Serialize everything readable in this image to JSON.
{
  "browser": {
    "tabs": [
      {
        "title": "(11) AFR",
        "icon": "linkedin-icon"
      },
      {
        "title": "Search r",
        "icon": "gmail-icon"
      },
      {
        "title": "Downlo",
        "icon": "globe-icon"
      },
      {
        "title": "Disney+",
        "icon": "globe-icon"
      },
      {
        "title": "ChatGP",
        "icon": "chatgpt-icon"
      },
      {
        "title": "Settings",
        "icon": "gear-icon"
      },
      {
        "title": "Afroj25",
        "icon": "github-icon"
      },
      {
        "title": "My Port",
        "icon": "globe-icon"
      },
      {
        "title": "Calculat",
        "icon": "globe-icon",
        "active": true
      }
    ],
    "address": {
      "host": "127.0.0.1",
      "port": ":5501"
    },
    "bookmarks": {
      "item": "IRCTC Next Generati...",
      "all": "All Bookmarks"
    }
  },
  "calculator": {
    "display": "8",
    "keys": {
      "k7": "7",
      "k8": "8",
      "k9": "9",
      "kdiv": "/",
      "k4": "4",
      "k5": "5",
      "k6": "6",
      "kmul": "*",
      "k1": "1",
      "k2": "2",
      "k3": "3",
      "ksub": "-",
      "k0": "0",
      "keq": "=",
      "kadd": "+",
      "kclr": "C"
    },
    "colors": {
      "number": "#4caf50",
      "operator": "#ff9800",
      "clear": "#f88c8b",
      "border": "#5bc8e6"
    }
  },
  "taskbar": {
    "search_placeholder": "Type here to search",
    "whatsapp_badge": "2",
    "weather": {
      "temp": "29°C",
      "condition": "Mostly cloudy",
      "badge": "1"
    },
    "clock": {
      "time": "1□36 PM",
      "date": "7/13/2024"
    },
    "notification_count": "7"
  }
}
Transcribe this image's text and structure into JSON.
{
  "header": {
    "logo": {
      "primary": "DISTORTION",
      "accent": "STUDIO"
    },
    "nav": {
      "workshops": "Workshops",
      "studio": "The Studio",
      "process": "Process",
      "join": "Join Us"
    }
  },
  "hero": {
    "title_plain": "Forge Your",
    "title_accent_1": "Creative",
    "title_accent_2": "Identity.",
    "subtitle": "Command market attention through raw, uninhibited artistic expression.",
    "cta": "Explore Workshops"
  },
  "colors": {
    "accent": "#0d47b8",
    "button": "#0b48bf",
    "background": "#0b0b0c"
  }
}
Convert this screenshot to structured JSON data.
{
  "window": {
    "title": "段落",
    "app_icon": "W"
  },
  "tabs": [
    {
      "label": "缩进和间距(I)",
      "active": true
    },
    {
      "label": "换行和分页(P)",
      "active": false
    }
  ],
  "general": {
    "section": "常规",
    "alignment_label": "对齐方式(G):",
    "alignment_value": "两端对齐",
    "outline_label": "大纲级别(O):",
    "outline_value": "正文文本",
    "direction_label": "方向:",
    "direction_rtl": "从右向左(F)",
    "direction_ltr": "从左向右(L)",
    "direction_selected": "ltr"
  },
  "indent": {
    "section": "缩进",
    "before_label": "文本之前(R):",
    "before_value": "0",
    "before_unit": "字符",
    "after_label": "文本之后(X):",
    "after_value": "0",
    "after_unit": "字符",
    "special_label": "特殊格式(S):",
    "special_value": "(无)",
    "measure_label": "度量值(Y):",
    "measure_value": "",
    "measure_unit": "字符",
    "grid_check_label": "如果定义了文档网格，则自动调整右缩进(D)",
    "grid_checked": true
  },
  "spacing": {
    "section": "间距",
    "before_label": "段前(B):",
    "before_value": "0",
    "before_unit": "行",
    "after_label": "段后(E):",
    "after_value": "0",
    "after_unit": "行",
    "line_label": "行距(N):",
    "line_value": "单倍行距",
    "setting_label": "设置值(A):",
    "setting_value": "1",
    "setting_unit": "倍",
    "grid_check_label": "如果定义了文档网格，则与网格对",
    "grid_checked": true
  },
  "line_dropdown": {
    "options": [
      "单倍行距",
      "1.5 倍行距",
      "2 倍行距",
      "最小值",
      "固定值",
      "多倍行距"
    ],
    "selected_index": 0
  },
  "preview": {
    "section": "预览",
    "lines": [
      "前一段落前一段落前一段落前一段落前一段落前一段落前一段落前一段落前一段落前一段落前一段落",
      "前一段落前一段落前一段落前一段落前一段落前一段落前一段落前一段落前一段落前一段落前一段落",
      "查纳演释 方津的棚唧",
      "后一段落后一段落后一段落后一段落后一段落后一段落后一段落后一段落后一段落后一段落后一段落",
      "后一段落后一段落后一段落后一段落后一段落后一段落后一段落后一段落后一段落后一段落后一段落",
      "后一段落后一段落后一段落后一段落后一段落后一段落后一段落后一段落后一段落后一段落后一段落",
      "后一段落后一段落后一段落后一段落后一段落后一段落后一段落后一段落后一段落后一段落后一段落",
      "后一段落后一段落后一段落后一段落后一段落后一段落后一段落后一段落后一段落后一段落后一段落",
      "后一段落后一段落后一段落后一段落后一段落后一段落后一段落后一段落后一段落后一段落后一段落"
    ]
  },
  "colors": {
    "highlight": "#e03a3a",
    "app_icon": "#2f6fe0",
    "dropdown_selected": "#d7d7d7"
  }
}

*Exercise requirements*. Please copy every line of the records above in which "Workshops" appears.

*Expected answer*.
      "workshops": "Workshops",
    "cta": "Explore Workshops"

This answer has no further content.